About equity certificates

Equity certificates are a special kind of equity instrument first introduced by savings banks in 1988. A total of 32 banks have now issued such certificates, and 19 of them are listed on the stock exchange. 

Equity certificates are an important part of savings banks’ capital base and confer ownership of between 14% and 97% of the individual bank.

A savings bank that has issued equity certificates has two types of equity. One is its primary capital, or “ownerless” equity, which consists of retained earnings built up by the bank over the years. The other is certificate-holders’ equity, consisting of equity certificate capital and related reserves (equalisation reserve and premium account).

Equity certificates have clear similarities to shares. The main differences lie in their owners’ rights to the bank’s assets and influence over the bank’s governing bodies. The key principle is that profits are distributed proportionally on the basis of ownership share and the bank’s other capital.

At a limited company, losses hit shareholders’ equity directly.

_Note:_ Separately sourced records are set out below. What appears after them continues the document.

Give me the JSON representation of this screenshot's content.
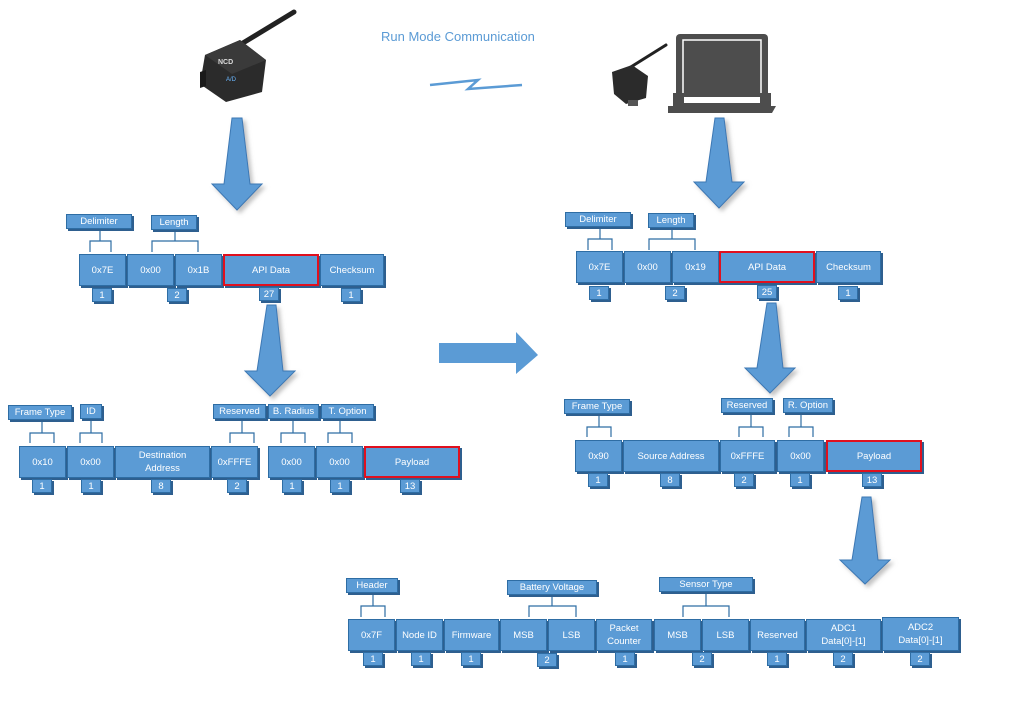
{
  "title": "Run Mode Communication",
  "colors": {
    "box": "#5b9bd5",
    "border": "#2e6da4",
    "highlight": "#e0101e",
    "title": "#5b9bd5"
  },
  "device_left": {
    "brand": "NCD",
    "label": "A/D"
  },
  "tx_frame": {
    "labels": [
      "Delimiter",
      "Length"
    ],
    "fields": [
      "0x7E",
      "0x00",
      "0x1B",
      "API Data",
      "Checksum"
    ],
    "sizes": [
      "1",
      "2",
      "27",
      "1"
    ]
  },
  "tx_api": {
    "labels": [
      "Frame Type",
      "ID",
      "Reserved",
      "B. Radius",
      "T. Option"
    ],
    "fields": [
      "0x10",
      "0x00",
      "Destination Address",
      "0xFFFE",
      "0x00",
      "0x00",
      "Payload"
    ],
    "sizes": [
      "1",
      "1",
      "8",
      "2",
      "1",
      "1",
      "13"
    ]
  },
  "rx_frame": {
    "labels": [
      "Delimiter",
      "Length"
    ],
    "fields": [
      "0x7E",
      "0x00",
      "0x19",
      "API Data",
      "Checksum"
    ],
    "sizes": [
      "1",
      "2",
      "25",
      "1"
    ]
  },
  "rx_api": {
    "labels": [
      "Frame Type",
      "Reserved",
      "R. Option"
    ],
    "fields": [
      "0x90",
      "Source Address",
      "0xFFFE",
      "0x00",
      "Payload"
    ],
    "sizes": [
      "1",
      "8",
      "2",
      "1",
      "13"
    ]
  },
  "payload": {
    "labels": [
      "Header",
      "Battery Voltage",
      "Sensor Type"
    ],
    "fields": [
      "0x7F",
      "Node ID",
      "Firmware",
      "MSB",
      "LSB",
      "Packet Counter",
      "MSB",
      "LSB",
      "Reserved",
      "ADC1 Data[0]-[1]",
      "ADC2 Data[0]-[1]"
    ],
    "sizes": [
      "1",
      "1",
      "1",
      "2",
      "1",
      "2",
      "1",
      "2",
      "2"
    ]
  }
}
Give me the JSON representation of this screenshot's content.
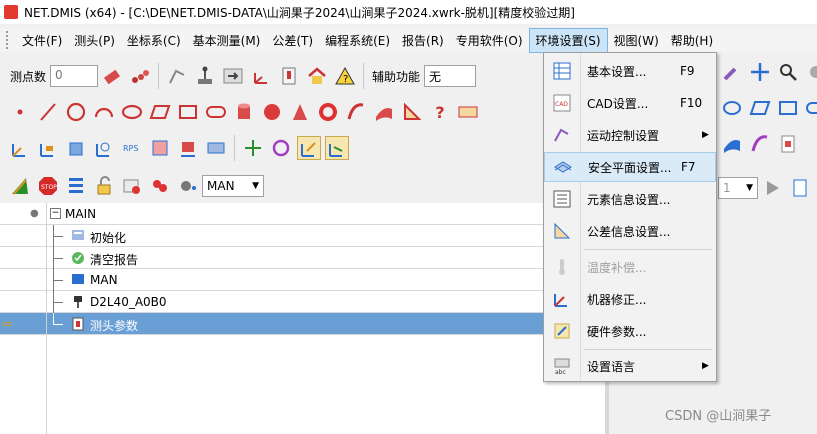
{
  "window": {
    "title": "NET.DMIS (x64) - [C:\\DE\\NET.DMIS-DATA\\山涧果子2024\\山涧果子2024.xwrk-脱机][精度校验过期]"
  },
  "menubar": {
    "items": [
      {
        "id": "file",
        "label": "文件(F)"
      },
      {
        "id": "probe",
        "label": "测头(P)"
      },
      {
        "id": "coord",
        "label": "坐标系(C)"
      },
      {
        "id": "basic",
        "label": "基本测量(M)"
      },
      {
        "id": "tol",
        "label": "公差(T)"
      },
      {
        "id": "prog",
        "label": "编程系统(E)"
      },
      {
        "id": "report",
        "label": "报告(R)"
      },
      {
        "id": "special",
        "label": "专用软件(O)"
      },
      {
        "id": "env",
        "label": "环境设置(S)"
      },
      {
        "id": "view",
        "label": "视图(W)"
      },
      {
        "id": "help",
        "label": "帮助(H)"
      }
    ]
  },
  "toolbar1": {
    "points_label": "测点数",
    "points_value": "0",
    "aux_label": "辅助功能",
    "aux_value": "无"
  },
  "toolbar4": {
    "mode_value": "MAN",
    "page_value": "1"
  },
  "tree": {
    "root": "MAIN",
    "nodes": [
      {
        "label": "初始化",
        "sub": "Init"
      },
      {
        "label": "清空报告",
        "sub": ""
      },
      {
        "label": "MAN",
        "sub": "Mode"
      },
      {
        "label": "D2L40_A0B0",
        "sub": ""
      },
      {
        "label": "测头参数",
        "sub": ""
      }
    ]
  },
  "dropdown": {
    "items": [
      {
        "label": "基本设置...",
        "shortcut": "F9",
        "icon": "grid-settings-icon"
      },
      {
        "label": "CAD设置...",
        "shortcut": "F10",
        "icon": "cad-icon"
      },
      {
        "label": "运动控制设置",
        "shortcut": "",
        "icon": "motion-icon",
        "submenu": "▶"
      },
      {
        "label": "安全平面设置...",
        "shortcut": "F7",
        "icon": "safe-plane-icon"
      },
      {
        "label": "元素信息设置...",
        "shortcut": "",
        "icon": "element-info-icon"
      },
      {
        "label": "公差信息设置...",
        "shortcut": "",
        "icon": "tolerance-info-icon"
      },
      {
        "label": "温度补偿...",
        "shortcut": "",
        "icon": "temperature-icon"
      },
      {
        "label": "机器修正...",
        "shortcut": "",
        "icon": "machine-correction-icon"
      },
      {
        "label": "硬件参数...",
        "shortcut": "",
        "icon": "hardware-icon"
      },
      {
        "label": "设置语言",
        "shortcut": "",
        "icon": "language-icon",
        "submenu": "▶"
      }
    ]
  },
  "watermark": "CSDN @山涧果子"
}
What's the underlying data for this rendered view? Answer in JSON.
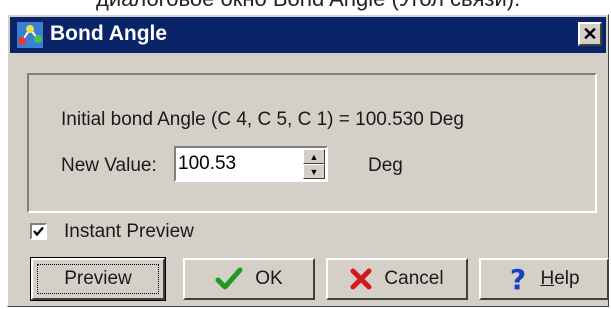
{
  "background_caption": "диалоговое окно Bond Angle (Угол связи).",
  "dialog": {
    "title": "Bond Angle",
    "close_label": "✕"
  },
  "initial": {
    "text": "Initial bond Angle (C 4, C 5, C 1) = 100.530 Deg"
  },
  "new_value": {
    "label": "New Value:",
    "value": "100.53",
    "unit": "Deg"
  },
  "instant_preview": {
    "label": "Instant Preview",
    "checked": true
  },
  "buttons": {
    "preview": "Preview",
    "ok": "OK",
    "cancel": "Cancel",
    "help_accel": "H",
    "help_rest": "elp"
  },
  "colors": {
    "titlebar": "#0a246a",
    "face": "#d4d0c8",
    "ok_check": "#1f9a1f",
    "cancel_x": "#d21a1a",
    "help_q": "#1a3ec8"
  }
}
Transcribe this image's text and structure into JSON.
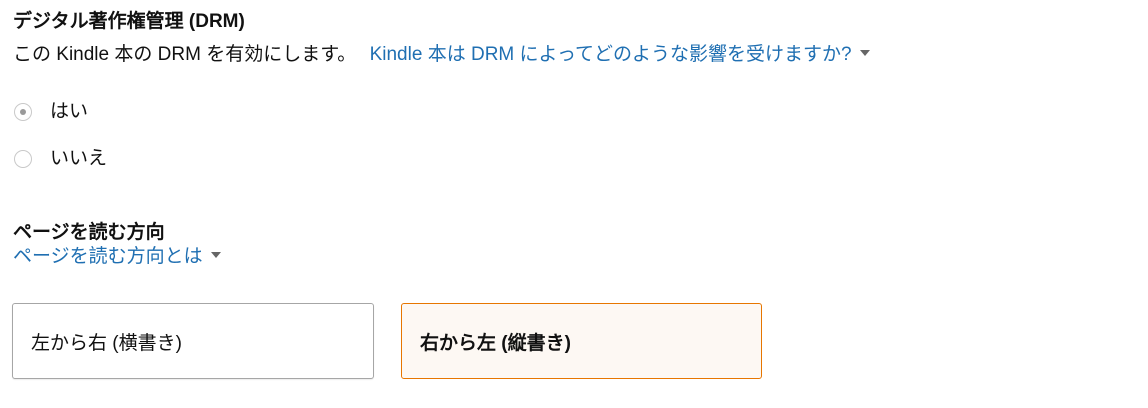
{
  "drm": {
    "title": "デジタル著作権管理 (DRM)",
    "description": "この Kindle 本の DRM を有効にします。",
    "help_link": "Kindle 本は DRM によってどのような影響を受けますか?",
    "options": [
      {
        "label": "はい",
        "selected": true
      },
      {
        "label": "いいえ",
        "selected": false
      }
    ]
  },
  "reading_direction": {
    "title": "ページを読む方向",
    "help_link": "ページを読む方向とは",
    "options": [
      {
        "label": "左から右 (横書き)",
        "selected": false
      },
      {
        "label": "右から左 (縦書き)",
        "selected": true
      }
    ]
  },
  "colors": {
    "link": "#1f6fb2",
    "selected_border": "#e77600",
    "selected_background": "#fdf8f3"
  },
  "icons": {
    "dropdown": "caret-down-icon"
  }
}
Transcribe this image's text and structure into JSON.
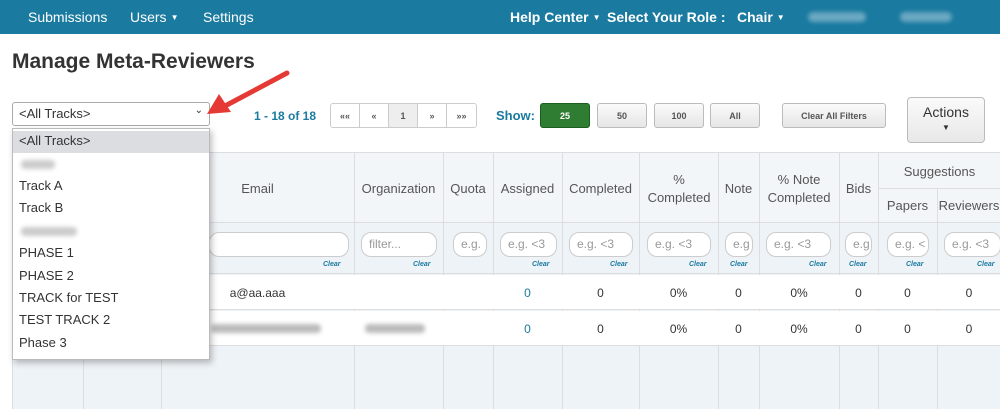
{
  "nav": {
    "submissions": "Submissions",
    "users": "Users",
    "settings": "Settings",
    "help_center": "Help Center",
    "role_label": "Select Your Role :",
    "role_value": "Chair"
  },
  "page": {
    "title": "Manage Meta-Reviewers"
  },
  "track_filter": {
    "selected": "<All Tracks>",
    "options": [
      "<All Tracks>",
      "",
      "Track A",
      "Track B",
      "",
      "PHASE 1",
      "PHASE 2",
      "TRACK for TEST",
      "TEST TRACK 2",
      "Phase 3"
    ]
  },
  "pager": {
    "info": "1 - 18 of 18",
    "first": "««",
    "prev": "«",
    "page": "1",
    "next": "»",
    "last": "»»"
  },
  "show": {
    "label": "Show:",
    "options": [
      "25",
      "50",
      "100",
      "All"
    ],
    "selected": "25"
  },
  "buttons": {
    "clear_filters": "Clear All Filters",
    "actions": "Actions"
  },
  "table": {
    "headers": {
      "email": "Email",
      "organization": "Organization",
      "quota": "Quota",
      "assigned": "Assigned",
      "completed": "Completed",
      "pct_completed": "% Completed",
      "note": "Note",
      "pct_note_completed": "% Note Completed",
      "bids": "Bids",
      "suggestions": "Suggestions",
      "papers": "Papers",
      "reviewers": "Reviewers"
    },
    "placeholders": {
      "organization": "filter...",
      "quota": "e.g.",
      "assigned": "e.g. <3",
      "completed": "e.g. <3",
      "pct_completed": "e.g. <3",
      "note": "e.g",
      "pct_note": "e.g. <3",
      "bids": "e.g",
      "papers": "e.g. <",
      "reviewers": "e.g. <3"
    },
    "clear_label": "Clear",
    "rows": [
      {
        "email": "a@aa.aaa",
        "assigned": "0",
        "completed": "0",
        "pct_completed": "0%",
        "note": "0",
        "pct_note": "0%",
        "bids": "0",
        "papers": "0",
        "reviewers": "0"
      },
      {
        "email": "",
        "assigned": "0",
        "completed": "0",
        "pct_completed": "0%",
        "note": "0",
        "pct_note": "0%",
        "bids": "0",
        "papers": "0",
        "reviewers": "0"
      }
    ]
  },
  "colors": {
    "navbar": "#1a7aa0",
    "primary_button": "#2e7d32",
    "link": "#1a7aa0",
    "arrow": "#e53935"
  }
}
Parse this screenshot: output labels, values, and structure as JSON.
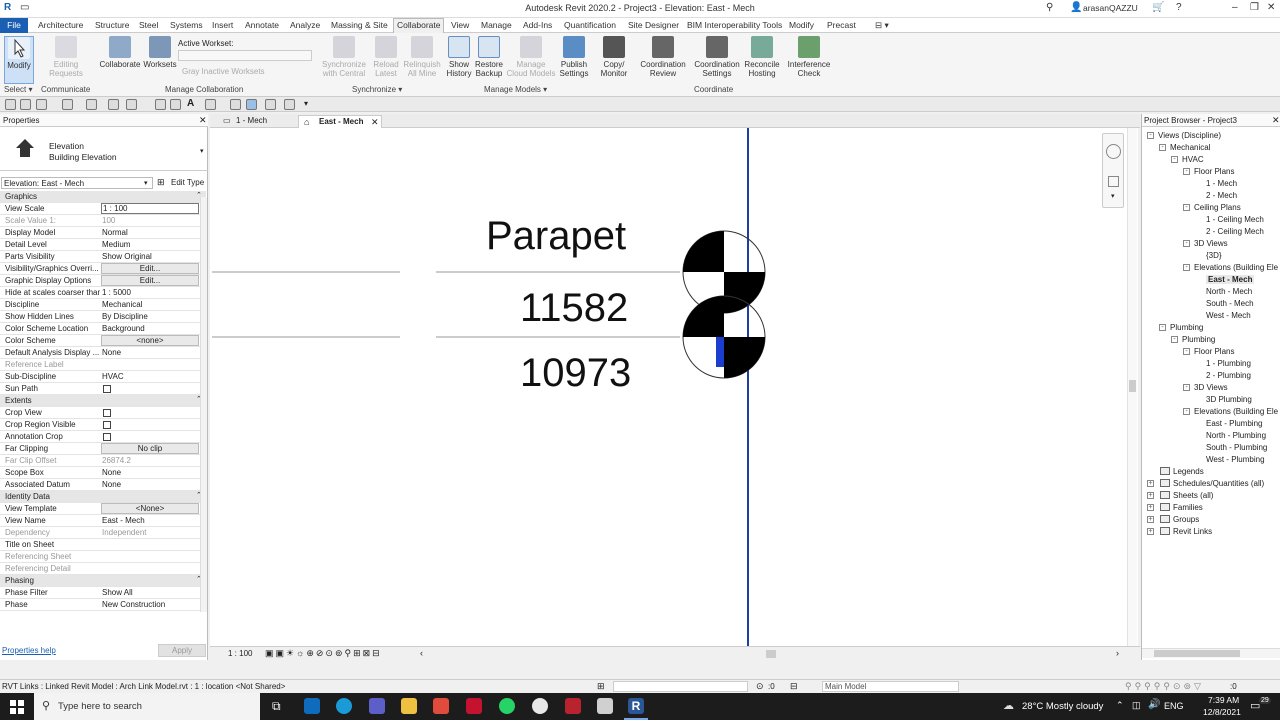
{
  "titlebar": {
    "title": "Autodesk Revit 2020.2 - Project3 - Elevation: East - Mech",
    "user": "arasanQAZZU"
  },
  "menu": [
    "File",
    "Architecture",
    "Structure",
    "Steel",
    "Systems",
    "Insert",
    "Annotate",
    "Analyze",
    "Massing & Site",
    "Collaborate",
    "View",
    "Manage",
    "Add-Ins",
    "Quantification",
    "Site Designer",
    "BIM Interoperability Tools",
    "Modify",
    "Precast"
  ],
  "ribbon": {
    "modify": "Modify",
    "select": "Select",
    "communicate": "Communicate",
    "editing_requests": "Editing Requests",
    "collaborate": "Collaborate",
    "worksets": "Worksets",
    "active_workset": "Active Workset:",
    "gray_inactive": "Gray Inactive Worksets",
    "manage_collaboration": "Manage Collaboration",
    "sync_central": "Synchronize with Central",
    "reload_latest": "Reload Latest",
    "relinquish_all": "Relinquish All Mine",
    "synchronize": "Synchronize",
    "show_history": "Show History",
    "restore_backup": "Restore Backup",
    "manage_cloud": "Manage Cloud Models",
    "publish_settings": "Publish Settings",
    "manage_models": "Manage Models",
    "copy_monitor": "Copy/ Monitor",
    "coordination_review": "Coordination Review",
    "coordination_settings": "Coordination Settings",
    "reconcile_hosting": "Reconcile Hosting",
    "interference_check": "Interference Check",
    "coordinate": "Coordinate"
  },
  "properties": {
    "header": "Properties",
    "type_name": "Elevation",
    "type_sub": "Building Elevation",
    "selector": "Elevation: East - Mech",
    "edit_type": "Edit Type",
    "rows": [
      {
        "k": "Graphics",
        "hdr": true
      },
      {
        "k": "View Scale",
        "v": "1 : 100",
        "input": true
      },
      {
        "k": "Scale Value    1:",
        "v": "100",
        "gray": true
      },
      {
        "k": "Display Model",
        "v": "Normal"
      },
      {
        "k": "Detail Level",
        "v": "Medium"
      },
      {
        "k": "Parts Visibility",
        "v": "Show Original"
      },
      {
        "k": "Visibility/Graphics Overri...",
        "v": "Edit...",
        "btn": true
      },
      {
        "k": "Graphic Display Options",
        "v": "Edit...",
        "btn": true
      },
      {
        "k": "Hide at scales coarser than",
        "v": "1 : 5000"
      },
      {
        "k": "Discipline",
        "v": "Mechanical"
      },
      {
        "k": "Show Hidden Lines",
        "v": "By Discipline"
      },
      {
        "k": "Color Scheme Location",
        "v": "Background"
      },
      {
        "k": "Color Scheme",
        "v": "<none>",
        "btn": true
      },
      {
        "k": "Default Analysis Display ...",
        "v": "None"
      },
      {
        "k": "Reference Label",
        "v": "",
        "gray": true
      },
      {
        "k": "Sub-Discipline",
        "v": "HVAC"
      },
      {
        "k": "Sun Path",
        "v": "",
        "chk": true
      },
      {
        "k": "Extents",
        "hdr": true
      },
      {
        "k": "Crop View",
        "v": "",
        "chk": true
      },
      {
        "k": "Crop Region Visible",
        "v": "",
        "chk": true
      },
      {
        "k": "Annotation Crop",
        "v": "",
        "chk": true
      },
      {
        "k": "Far Clipping",
        "v": "No clip",
        "btn": true
      },
      {
        "k": "Far Clip Offset",
        "v": "26874.2",
        "gray": true
      },
      {
        "k": "Scope Box",
        "v": "None"
      },
      {
        "k": "Associated Datum",
        "v": "None"
      },
      {
        "k": "Identity Data",
        "hdr": true
      },
      {
        "k": "View Template",
        "v": "<None>",
        "btn": true
      },
      {
        "k": "View Name",
        "v": "East - Mech"
      },
      {
        "k": "Dependency",
        "v": "Independent",
        "gray": true
      },
      {
        "k": "Title on Sheet",
        "v": ""
      },
      {
        "k": "Referencing Sheet",
        "v": "",
        "gray": true
      },
      {
        "k": "Referencing Detail",
        "v": "",
        "gray": true
      },
      {
        "k": "Phasing",
        "hdr": true
      },
      {
        "k": "Phase Filter",
        "v": "Show All"
      },
      {
        "k": "Phase",
        "v": "New Construction"
      }
    ],
    "help": "Properties help",
    "apply": "Apply"
  },
  "tabs": [
    {
      "label": "1 - Mech",
      "active": false
    },
    {
      "label": "East - Mech",
      "active": true
    }
  ],
  "canvas": {
    "level_name": "Parapet",
    "elev1": "11582",
    "elev2": "10973"
  },
  "browser": {
    "header": "Project Browser - Project3",
    "nodes": [
      {
        "t": "Views (Discipline)",
        "d": 0,
        "exp": "-"
      },
      {
        "t": "Mechanical",
        "d": 1,
        "exp": "-"
      },
      {
        "t": "HVAC",
        "d": 2,
        "exp": "-"
      },
      {
        "t": "Floor Plans",
        "d": 3,
        "exp": "-"
      },
      {
        "t": "1 - Mech",
        "d": 4
      },
      {
        "t": "2 - Mech",
        "d": 4
      },
      {
        "t": "Ceiling Plans",
        "d": 3,
        "exp": "-"
      },
      {
        "t": "1 - Ceiling Mech",
        "d": 4
      },
      {
        "t": "2 - Ceiling Mech",
        "d": 4
      },
      {
        "t": "3D Views",
        "d": 3,
        "exp": "-"
      },
      {
        "t": "{3D}",
        "d": 4
      },
      {
        "t": "Elevations (Building Ele",
        "d": 3,
        "exp": "-"
      },
      {
        "t": "East - Mech",
        "d": 4,
        "sel": true
      },
      {
        "t": "North - Mech",
        "d": 4
      },
      {
        "t": "South - Mech",
        "d": 4
      },
      {
        "t": "West - Mech",
        "d": 4
      },
      {
        "t": "Plumbing",
        "d": 1,
        "exp": "-"
      },
      {
        "t": "Plumbing",
        "d": 2,
        "exp": "-"
      },
      {
        "t": "Floor Plans",
        "d": 3,
        "exp": "-"
      },
      {
        "t": "1 - Plumbing",
        "d": 4
      },
      {
        "t": "2 - Plumbing",
        "d": 4
      },
      {
        "t": "3D Views",
        "d": 3,
        "exp": "-"
      },
      {
        "t": "3D Plumbing",
        "d": 4
      },
      {
        "t": "Elevations (Building Ele",
        "d": 3,
        "exp": "-"
      },
      {
        "t": "East - Plumbing",
        "d": 4
      },
      {
        "t": "North - Plumbing",
        "d": 4
      },
      {
        "t": "South - Plumbing",
        "d": 4
      },
      {
        "t": "West - Plumbing",
        "d": 4
      },
      {
        "t": "Legends",
        "d": 0,
        "icon": true
      },
      {
        "t": "Schedules/Quantities (all)",
        "d": 0,
        "exp": "+",
        "icon": true
      },
      {
        "t": "Sheets (all)",
        "d": 0,
        "exp": "+",
        "icon": true
      },
      {
        "t": "Families",
        "d": 0,
        "exp": "+",
        "icon": true
      },
      {
        "t": "Groups",
        "d": 0,
        "exp": "+",
        "icon": true
      },
      {
        "t": "Revit Links",
        "d": 0,
        "exp": "+",
        "icon": true
      }
    ]
  },
  "viewctl": {
    "scale": "1 : 100"
  },
  "status": {
    "text": "RVT Links : Linked Revit Model : Arch Link Model.rvt : 1 : location <Not Shared>",
    "zero": ":0",
    "model": "Main Model"
  },
  "taskbar": {
    "search": "Type here to search",
    "weather": "28°C  Mostly cloudy",
    "lang": "ENG",
    "time": "7:39 AM",
    "date": "12/8/2021",
    "notif": "29"
  }
}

At a savings bank, losses are first absorbed by the primary capital and equalisation reserve, and the equity certificate capital is at risk only if the primary capital is exhausted.